“For women to be attracted to the idea of pursuing a career in technology, they need to be told from a very young age that they can be as good as the boys. I still feel sometimes that I’m out of my depth, but I am lucky as I also realise that most of my male colleagues feel the same way, they are just less likely to show it.” 

Several also noted that, growing up, they had faced discrimination because of their choice to pursue a tech career.


“In our university, there was very obvious sexism and discrimination. And the female professors were as bad as the male ones. There should be more awareness of this subject, more support, and more empathy between the women in the field.”

There are less women in tech. Why does it matter?


Three clear reasons startups should hire more women kept coming up in respondents’ answers:


1. Diversity “of thought and experience” breeds innovation


“It's well researched that companies which are more diverse have a propensity for creativity and ultimately perform better - It's in the interest of the business.”


“Tech needs a diverse perspective. Especially in machine learning, where there’s a risk of biased programming and interpretation.” 


2. Women bring different skills to the tech table


“Women are “quick, organised and disciplined.”


Women and men work and think differently. In male dominated industries, it's very hard to change the status quo. By incorporating more women, there might be a higher likelihood that positive social change can flow from the private sector out to the public sector.”


3. Customers are women too


“Because their customers or users are not all male, not one color or one nationality. And if you only get one type of person or one gender's perspective on things then how are you truly going to convince your customers that you care about them?”


“Women comprise 50% of technology users. It makes sense that companies’ staff should reflect this.”


 "Diversity of perspective helps to ensure that the user is well and thoroughly represented."


Plus (obviously!) the shortage in tech talent more broadly. As one respondent succinctly pointed out, “More women = more candidates. More engineers = more stuff you can make, more quickly.”

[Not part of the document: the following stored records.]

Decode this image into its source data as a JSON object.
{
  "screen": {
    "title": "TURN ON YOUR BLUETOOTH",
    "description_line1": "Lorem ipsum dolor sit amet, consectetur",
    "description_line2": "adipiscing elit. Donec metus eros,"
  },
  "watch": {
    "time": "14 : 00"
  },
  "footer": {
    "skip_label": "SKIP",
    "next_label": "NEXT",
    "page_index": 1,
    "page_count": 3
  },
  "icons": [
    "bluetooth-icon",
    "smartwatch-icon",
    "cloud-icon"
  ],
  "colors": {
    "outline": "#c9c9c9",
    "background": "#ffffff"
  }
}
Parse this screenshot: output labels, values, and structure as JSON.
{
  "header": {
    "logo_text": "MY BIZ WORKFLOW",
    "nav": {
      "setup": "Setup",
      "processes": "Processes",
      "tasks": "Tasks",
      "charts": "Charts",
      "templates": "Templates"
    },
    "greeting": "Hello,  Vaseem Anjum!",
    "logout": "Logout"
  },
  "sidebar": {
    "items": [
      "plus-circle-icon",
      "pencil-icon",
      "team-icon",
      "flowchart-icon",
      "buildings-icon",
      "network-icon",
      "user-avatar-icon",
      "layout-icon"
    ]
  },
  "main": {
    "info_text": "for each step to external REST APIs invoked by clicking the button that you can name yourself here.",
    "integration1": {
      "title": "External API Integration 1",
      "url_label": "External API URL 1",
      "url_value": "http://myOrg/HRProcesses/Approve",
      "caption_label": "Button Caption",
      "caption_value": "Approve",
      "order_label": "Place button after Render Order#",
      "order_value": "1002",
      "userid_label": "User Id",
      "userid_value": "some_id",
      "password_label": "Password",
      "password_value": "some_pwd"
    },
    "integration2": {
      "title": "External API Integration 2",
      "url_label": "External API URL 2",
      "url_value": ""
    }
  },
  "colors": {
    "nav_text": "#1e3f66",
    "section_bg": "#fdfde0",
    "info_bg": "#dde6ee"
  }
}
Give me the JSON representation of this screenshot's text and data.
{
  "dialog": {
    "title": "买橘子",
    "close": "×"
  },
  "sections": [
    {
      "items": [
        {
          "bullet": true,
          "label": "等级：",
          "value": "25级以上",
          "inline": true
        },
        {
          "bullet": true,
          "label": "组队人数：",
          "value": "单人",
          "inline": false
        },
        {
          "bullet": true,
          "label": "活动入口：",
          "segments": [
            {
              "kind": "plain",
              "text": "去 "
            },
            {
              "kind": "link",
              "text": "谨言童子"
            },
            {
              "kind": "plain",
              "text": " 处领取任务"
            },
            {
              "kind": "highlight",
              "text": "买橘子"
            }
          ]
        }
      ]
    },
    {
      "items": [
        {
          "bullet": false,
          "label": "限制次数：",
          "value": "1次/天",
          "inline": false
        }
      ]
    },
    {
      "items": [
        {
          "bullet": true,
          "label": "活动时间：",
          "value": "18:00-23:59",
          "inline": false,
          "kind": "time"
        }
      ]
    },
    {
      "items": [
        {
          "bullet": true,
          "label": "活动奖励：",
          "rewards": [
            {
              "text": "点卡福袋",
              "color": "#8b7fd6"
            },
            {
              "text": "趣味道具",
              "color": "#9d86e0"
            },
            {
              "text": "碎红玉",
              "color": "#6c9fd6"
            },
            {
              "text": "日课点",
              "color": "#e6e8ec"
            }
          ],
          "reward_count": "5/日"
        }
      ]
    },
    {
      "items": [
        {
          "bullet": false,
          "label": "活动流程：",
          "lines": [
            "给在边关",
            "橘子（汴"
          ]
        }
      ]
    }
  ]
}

So, what can we do about it?


Although respondents overwhelmingly agreed that there is a problem within the tech ecosystem, they were optimistic about the industry’s capacity for change, as well as the work that’s already going on.


In the next three posts, we will look at the three major areas that need to change and what startups can do to bridge the gender gap.


First up: supporting the next generation.